A contemporary of the better-known Orlando Gibbons and William Lawes, John Ward (c. 1589-1638) served as both attorney and musician for Henry Fanshawe, an official of the Exchequer. It seems in 17th-century England, the long-standing rivalry between the law and music— the families of Telemann, Schumann, and Tchaikovsky, among others, wanted their boys to pursue the law rather than waste their time on a musical career—wasn’t yet in force. In any event, Ward is just now getting some of the attention traditionally lavished on “professional” musicians (ones who held court or ecclesiastical possessions) such as William Byrd.
Even by the standards of 17th-century English instrumental music, Ward’s consort music is different, according to the notes to this recording written by Phantasm founder Laurence Dreyfus. Not as playful or witty as the works of Gibbons or Jenkins, Ward’s pieces expand in a leisurely meandering fashion.

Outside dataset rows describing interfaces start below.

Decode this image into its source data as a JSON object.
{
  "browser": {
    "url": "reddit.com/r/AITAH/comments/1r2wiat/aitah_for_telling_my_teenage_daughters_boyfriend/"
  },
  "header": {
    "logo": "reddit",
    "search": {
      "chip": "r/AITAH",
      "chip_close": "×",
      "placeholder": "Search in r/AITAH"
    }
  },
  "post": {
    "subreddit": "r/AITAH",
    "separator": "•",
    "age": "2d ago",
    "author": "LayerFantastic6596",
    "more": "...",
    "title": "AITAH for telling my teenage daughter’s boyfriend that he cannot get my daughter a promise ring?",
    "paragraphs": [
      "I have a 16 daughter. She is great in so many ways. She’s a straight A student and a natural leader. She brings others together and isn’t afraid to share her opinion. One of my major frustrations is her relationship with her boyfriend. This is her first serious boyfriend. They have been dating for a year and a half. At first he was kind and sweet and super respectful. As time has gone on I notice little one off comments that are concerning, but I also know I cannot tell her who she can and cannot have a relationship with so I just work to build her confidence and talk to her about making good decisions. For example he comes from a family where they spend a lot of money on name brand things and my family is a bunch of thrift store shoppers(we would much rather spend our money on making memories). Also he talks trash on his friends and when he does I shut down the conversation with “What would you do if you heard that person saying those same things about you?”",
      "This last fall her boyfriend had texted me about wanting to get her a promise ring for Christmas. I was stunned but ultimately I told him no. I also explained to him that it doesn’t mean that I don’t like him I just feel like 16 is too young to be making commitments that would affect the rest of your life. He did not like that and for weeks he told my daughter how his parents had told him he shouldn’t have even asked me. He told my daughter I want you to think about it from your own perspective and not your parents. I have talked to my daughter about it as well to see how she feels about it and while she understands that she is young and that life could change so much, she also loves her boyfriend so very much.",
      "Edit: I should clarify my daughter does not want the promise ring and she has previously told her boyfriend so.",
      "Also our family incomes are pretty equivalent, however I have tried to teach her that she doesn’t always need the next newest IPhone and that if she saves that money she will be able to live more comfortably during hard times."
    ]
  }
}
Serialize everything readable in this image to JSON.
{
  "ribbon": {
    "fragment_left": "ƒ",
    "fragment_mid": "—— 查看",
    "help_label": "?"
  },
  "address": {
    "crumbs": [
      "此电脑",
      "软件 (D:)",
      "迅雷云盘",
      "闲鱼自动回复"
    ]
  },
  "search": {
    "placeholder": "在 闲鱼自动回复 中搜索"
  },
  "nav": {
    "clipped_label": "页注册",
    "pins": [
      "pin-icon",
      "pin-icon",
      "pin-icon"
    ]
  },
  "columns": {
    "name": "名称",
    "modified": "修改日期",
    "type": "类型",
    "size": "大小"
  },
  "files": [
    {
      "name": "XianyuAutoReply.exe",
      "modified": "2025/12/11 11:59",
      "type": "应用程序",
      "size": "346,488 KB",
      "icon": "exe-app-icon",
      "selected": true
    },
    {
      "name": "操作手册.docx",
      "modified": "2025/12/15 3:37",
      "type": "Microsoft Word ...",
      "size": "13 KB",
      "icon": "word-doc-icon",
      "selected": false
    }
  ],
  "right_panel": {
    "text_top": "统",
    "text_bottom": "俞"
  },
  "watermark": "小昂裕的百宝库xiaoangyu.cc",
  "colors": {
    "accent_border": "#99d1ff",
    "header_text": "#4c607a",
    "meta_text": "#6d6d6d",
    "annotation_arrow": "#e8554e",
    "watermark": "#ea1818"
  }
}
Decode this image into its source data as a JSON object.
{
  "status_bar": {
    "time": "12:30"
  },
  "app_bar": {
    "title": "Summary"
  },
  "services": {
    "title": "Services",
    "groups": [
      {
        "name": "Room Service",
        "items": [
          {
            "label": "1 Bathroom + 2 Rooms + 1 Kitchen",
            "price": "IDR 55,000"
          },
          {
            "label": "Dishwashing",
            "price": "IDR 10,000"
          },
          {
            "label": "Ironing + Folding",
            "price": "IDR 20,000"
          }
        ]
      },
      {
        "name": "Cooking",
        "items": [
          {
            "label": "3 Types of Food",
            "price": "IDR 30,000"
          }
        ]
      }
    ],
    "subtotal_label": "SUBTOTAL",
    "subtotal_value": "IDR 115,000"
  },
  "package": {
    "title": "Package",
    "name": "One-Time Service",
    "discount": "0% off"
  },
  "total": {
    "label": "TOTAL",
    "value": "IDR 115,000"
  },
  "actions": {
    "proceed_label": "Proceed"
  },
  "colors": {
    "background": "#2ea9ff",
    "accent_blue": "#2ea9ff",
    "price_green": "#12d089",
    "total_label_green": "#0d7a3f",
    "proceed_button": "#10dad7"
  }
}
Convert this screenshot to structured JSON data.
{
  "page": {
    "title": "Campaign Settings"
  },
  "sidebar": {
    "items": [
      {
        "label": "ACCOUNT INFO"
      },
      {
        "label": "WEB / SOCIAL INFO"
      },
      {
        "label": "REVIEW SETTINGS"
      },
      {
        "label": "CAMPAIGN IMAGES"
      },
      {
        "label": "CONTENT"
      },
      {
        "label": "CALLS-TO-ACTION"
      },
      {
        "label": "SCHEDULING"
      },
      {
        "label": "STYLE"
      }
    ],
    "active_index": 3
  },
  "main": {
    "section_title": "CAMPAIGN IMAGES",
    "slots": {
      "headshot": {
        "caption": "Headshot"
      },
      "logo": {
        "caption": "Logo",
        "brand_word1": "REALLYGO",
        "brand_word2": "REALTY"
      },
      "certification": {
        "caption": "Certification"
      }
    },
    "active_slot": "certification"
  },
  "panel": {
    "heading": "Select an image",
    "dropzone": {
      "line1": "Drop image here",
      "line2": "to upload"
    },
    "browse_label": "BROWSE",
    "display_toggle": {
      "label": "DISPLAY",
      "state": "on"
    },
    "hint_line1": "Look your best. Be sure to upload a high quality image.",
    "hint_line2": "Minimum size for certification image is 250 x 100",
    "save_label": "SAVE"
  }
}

This is especially the case with Fantasias No. 2 and 6 a6. (The “a6” and “a5” designations indicate whether the piece is for six or five viols.) They start in strict imitative counterpoint but then wander through sections that jog along in lively dance rhythms or slow down to an introspective calm.
In fact, many of the Fantasias have ties to dance forms, especially the stately pavane. But they also have very direct ties to the madrigal, of which Ward was a master. Four of the Fantasias carry the titles of Italian poems that would have been set as song and one, Fantasia No. 11 a5, bears the poem “Cor mio” in its bass part. Dreyfus points out that the instrumentalists mimic the opening line of the poem—”Cor mio, deh, non lanquire” (“My heart, pray, do not pine”)—right down to pauses at the two commas. These madrigal-inspired Fantasias also indulge in the sort of wild, heart-wrenching chromaticism that are the stock in trade of composers such as Gesualdo or Monteverdi.
So within the rather strict confines imposed by the whole consort (that is, a group of instruments all of one family), Ward manages to inject variety and interest that are pleasantly unexpected. Still, at a generous 78 minutes duration, this first complete recording of Ward’s Fantasias should be sampled in stages. Enjoyable as it is, the music gets to be much of a muchness if listened to all at one sitting.
Phantasm, which recorded award-winning albums for Deutsche Grammophon but now works exclusively with Linn Records, is the right group for the assignment, bringing the requisite understanding and warmth to this music. They were recorded in the chapel of Wadham College at Oxford, a venue that imparts the right mix of airy ambience and intimacy—just about what you’d hear in the halls of one of the great homes of Renaissance England. For fanciers of 17th-century English music, this album is pretty much self-recommending.